▶ **PROBLEM DETAILS**:
Locate each line in the records containing "VLOOKUP". Copy it.
-- PROVIDED ENTRIES follows --
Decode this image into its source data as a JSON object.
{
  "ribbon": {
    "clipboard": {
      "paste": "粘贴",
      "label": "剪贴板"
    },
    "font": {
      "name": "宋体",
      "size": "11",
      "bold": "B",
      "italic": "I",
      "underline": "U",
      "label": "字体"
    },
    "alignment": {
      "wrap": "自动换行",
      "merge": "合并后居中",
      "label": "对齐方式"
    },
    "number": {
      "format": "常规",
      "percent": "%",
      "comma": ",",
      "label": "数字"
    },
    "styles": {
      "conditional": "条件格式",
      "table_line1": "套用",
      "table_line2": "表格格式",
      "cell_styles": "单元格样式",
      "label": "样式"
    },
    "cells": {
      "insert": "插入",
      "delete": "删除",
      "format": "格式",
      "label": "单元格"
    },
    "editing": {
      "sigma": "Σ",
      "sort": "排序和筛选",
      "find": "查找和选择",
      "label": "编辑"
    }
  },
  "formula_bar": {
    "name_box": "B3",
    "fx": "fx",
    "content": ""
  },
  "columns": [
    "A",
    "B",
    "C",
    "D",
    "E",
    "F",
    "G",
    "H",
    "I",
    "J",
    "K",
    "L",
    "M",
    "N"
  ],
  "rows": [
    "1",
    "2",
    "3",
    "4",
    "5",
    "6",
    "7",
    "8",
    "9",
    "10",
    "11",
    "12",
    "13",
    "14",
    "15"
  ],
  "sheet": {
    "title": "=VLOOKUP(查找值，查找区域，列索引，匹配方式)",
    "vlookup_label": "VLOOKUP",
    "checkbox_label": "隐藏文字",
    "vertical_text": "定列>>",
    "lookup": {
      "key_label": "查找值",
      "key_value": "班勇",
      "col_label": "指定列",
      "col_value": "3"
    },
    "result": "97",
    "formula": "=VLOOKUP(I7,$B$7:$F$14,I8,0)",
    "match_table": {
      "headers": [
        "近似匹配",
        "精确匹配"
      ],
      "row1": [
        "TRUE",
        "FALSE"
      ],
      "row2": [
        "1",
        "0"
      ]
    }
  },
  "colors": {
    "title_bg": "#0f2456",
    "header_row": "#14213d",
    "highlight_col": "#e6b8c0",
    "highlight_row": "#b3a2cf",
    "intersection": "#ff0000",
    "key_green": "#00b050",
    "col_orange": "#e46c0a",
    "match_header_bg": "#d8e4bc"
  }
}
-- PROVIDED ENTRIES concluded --
▶ **RESULT OF THE EXERCISE**:
    "title": "=VLOOKUP(查找值，查找区域，列索引，匹配方式)",
    "vlookup_label": "VLOOKUP",
    "formula": "=VLOOKUP(I7,$B$7:$F$14,I8,0)",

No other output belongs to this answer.